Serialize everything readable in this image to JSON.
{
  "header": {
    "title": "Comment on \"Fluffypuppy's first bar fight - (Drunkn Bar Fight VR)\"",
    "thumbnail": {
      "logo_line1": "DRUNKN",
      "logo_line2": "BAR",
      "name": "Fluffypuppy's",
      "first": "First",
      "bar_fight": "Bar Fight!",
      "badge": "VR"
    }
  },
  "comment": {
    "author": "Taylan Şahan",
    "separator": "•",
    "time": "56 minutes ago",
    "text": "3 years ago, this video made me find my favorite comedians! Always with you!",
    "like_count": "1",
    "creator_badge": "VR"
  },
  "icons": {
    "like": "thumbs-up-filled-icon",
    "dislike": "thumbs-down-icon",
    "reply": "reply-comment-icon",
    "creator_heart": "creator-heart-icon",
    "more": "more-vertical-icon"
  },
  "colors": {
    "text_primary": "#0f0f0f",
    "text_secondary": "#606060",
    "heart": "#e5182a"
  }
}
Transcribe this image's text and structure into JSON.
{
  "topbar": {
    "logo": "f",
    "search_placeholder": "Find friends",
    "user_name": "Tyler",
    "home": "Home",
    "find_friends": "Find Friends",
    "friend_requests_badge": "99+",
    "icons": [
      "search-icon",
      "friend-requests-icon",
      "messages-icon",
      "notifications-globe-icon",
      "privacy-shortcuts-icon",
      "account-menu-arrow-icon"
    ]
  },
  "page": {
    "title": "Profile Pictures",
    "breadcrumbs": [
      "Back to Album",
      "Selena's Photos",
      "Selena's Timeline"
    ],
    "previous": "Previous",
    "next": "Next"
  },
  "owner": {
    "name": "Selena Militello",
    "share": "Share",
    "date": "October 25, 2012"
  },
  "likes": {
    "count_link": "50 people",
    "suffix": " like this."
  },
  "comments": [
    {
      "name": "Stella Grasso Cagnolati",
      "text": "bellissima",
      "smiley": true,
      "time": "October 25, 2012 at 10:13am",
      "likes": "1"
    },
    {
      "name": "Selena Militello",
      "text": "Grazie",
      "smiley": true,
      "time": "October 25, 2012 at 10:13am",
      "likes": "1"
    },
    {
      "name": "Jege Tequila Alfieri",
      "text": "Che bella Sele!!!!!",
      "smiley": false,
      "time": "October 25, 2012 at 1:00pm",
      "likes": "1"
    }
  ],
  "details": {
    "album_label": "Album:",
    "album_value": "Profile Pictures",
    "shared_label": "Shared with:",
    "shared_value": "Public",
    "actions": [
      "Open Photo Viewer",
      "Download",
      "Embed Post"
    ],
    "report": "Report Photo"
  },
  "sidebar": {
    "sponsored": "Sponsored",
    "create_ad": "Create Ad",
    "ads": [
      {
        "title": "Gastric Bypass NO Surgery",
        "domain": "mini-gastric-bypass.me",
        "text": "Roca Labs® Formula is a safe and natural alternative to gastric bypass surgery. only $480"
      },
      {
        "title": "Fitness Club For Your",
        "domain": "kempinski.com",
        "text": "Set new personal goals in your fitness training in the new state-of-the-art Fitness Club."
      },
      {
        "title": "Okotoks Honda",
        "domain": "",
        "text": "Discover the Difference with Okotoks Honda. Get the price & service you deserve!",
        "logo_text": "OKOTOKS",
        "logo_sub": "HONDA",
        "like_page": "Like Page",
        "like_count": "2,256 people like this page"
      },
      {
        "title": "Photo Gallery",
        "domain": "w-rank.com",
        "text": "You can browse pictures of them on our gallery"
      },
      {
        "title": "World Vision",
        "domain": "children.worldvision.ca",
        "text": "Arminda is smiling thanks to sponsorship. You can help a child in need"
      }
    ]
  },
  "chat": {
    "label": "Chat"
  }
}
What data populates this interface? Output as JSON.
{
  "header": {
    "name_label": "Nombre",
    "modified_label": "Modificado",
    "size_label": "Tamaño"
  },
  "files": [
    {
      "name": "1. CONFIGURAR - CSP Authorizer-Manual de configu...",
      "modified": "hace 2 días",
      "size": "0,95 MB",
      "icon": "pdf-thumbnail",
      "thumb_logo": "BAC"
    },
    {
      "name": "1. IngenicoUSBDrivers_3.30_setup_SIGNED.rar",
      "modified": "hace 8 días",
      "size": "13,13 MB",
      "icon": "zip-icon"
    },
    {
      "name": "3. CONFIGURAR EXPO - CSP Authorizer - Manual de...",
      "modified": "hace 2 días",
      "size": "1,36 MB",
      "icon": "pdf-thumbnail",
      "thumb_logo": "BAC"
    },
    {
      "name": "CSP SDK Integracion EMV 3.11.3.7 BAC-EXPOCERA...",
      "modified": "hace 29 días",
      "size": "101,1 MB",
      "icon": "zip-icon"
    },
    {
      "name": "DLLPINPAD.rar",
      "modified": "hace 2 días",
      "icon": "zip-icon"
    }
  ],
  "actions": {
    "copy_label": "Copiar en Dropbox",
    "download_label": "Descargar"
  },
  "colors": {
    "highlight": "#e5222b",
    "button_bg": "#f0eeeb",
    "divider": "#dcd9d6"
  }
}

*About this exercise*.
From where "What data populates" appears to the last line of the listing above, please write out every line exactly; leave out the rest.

*Finished task*.
What data populates this interface? Output as JSON.
{
  "header": {
    "name_label": "Nombre",
    "modified_label": "Modificado",
    "size_label": "Tamaño"
  },
  "files": [
    {
      "name": "1. CONFIGURAR - CSP Authorizer-Manual de configu...",
      "modified": "hace 2 días",
      "size": "0,95 MB",
      "icon": "pdf-thumbnail",
      "thumb_logo": "BAC"
    },
    {
      "name": "1. IngenicoUSBDrivers_3.30_setup_SIGNED.rar",
      "modified": "hace 8 días",
      "size": "13,13 MB",
      "icon": "zip-icon"
    },
    {
      "name": "3. CONFIGURAR EXPO - CSP Authorizer - Manual de...",
      "modified": "hace 2 días",
      "size": "1,36 MB",
      "icon": "pdf-thumbnail",
      "thumb_logo": "BAC"
    },
    {
      "name": "CSP SDK Integracion EMV 3.11.3.7 BAC-EXPOCERA...",
      "modified": "hace 29 días",
      "size": "101,1 MB",
      "icon": "zip-icon"
    },
    {
      "name": "DLLPINPAD.rar",
      "modified": "hace 2 días",
      "icon": "zip-icon"
    }
  ],
  "actions": {
    "copy_label": "Copiar en Dropbox",
    "download_label": "Descargar"
  },
  "colors": {
    "highlight": "#e5222b",
    "button_bg": "#f0eeeb",
    "divider": "#dcd9d6"
  }
}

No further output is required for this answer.